How to Help Your Children Make Changes With Divorce
Helping children adjust to anything - divorce or otherwise - can be a daunting task. At any age, boys and girls of any age may feel uncertain or angry at the prospect of the two people who they love the most splitting up.
As a parent, you can make the process and its effects less painful for your children. Helping your children - of any age - cope with divorce means providing stability in your home and attending to your children's needs with a reassuring, yet positive attitude.
It won't be a seamless process, but these tips can help your children cope:
- If you can, tell your child together when the decision is made
- Work out immediate issues beforehand if at all possible
- Anticipate questions your child may have
- Expect an adjustment period
- Don't argue in front of the child or use him or her as a messenger
- Avoid placing restrictions on what your child can say
- Encourage involvement of both parents
- Pre-plan holidays and vacation schedules
- Minimize changes
- Encourage your child to express his or her feelings
- Be consistent with discipline
- Don't overcompensate for the divorce
- Stay in constant contact with your child's teachers
Both parents should be involved in homework and school work
If you only see your child every other weekend, it can be tough to keep up on homework and teachers. Especially since you'll probably be more tempted to have fun with the children and not focus on things like homework.
So we try to put in place provisions in our clients' separation agreement that ensures both parents are actively involved with the child's school. This can place a burden on the primary custodial parent, but it's a burden that's in the best interests of the child and well worth the effort.
Our attorneys also generally suggest creating a notebook - just a spiral bound notebook that gets passed back and forth between the houses - that keeps track of homework, permission slips, activities, etc.
Divorce and custody attorneys who know what you are going through - we have gone through divorces of our own!
Here's an interesting secret: do you know what divorce lawyers do when they are going through divorces of their own? They think going to court is a losing proposition. It wastes energy, time, and money and is a last resort. Because leaving decisions up to a third person who doesn't even know your situation - or your children - is the last thing that makes sense.
That's why the legal team at Massachusetts Flat-Fee Divorce Attorneys works with clients in order for you to determine how your marriage ends, not some randomly-assigned judge.
You don't pay high legal fees to fight for your children at our firm
In traditional divorces that end-up in court, it takes up to a year - or longer - to arrive at the point of settlement.
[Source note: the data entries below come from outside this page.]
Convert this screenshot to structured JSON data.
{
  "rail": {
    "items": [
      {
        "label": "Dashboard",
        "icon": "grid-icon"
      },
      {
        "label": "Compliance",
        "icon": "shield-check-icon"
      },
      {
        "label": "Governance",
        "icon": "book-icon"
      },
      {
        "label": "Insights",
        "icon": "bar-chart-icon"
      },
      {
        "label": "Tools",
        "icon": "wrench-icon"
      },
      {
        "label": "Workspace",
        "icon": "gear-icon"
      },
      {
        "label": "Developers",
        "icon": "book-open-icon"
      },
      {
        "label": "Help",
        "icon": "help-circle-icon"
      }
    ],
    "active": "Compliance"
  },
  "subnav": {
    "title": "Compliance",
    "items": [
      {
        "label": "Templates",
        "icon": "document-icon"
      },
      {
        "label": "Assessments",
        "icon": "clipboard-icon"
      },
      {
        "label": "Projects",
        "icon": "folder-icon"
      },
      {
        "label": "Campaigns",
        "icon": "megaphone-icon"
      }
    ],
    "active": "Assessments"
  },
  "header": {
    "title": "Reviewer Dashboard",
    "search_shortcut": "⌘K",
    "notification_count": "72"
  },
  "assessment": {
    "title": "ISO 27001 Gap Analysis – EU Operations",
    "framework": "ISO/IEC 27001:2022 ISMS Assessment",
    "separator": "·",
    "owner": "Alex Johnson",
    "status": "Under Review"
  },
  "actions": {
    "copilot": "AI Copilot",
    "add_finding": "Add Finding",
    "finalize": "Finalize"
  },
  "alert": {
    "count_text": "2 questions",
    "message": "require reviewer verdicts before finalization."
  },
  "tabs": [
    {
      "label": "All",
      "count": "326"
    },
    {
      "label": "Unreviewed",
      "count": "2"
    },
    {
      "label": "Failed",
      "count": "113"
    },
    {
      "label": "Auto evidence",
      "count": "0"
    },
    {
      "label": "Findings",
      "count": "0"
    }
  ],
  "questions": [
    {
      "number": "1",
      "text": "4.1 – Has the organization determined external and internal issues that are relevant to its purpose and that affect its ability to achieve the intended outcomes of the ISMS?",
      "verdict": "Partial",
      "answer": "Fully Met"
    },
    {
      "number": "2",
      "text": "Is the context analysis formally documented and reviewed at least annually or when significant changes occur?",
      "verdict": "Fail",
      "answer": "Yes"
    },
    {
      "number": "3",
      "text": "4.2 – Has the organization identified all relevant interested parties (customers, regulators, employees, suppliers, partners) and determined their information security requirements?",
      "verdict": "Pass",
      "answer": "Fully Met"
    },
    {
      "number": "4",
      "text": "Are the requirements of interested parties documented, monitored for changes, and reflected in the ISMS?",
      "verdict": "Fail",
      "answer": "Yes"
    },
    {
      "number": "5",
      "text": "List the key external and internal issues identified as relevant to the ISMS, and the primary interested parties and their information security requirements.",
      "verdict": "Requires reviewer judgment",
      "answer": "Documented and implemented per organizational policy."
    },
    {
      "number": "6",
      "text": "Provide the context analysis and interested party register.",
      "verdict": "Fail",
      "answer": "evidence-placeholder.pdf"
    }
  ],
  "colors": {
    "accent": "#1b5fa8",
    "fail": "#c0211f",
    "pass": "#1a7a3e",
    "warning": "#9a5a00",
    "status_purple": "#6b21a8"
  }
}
We think that paying high fees for a divorce lawyer should be a thing of the past. It's outdated. It's inefficient. It's too expensive. Most important of all, it just doesn't make sense.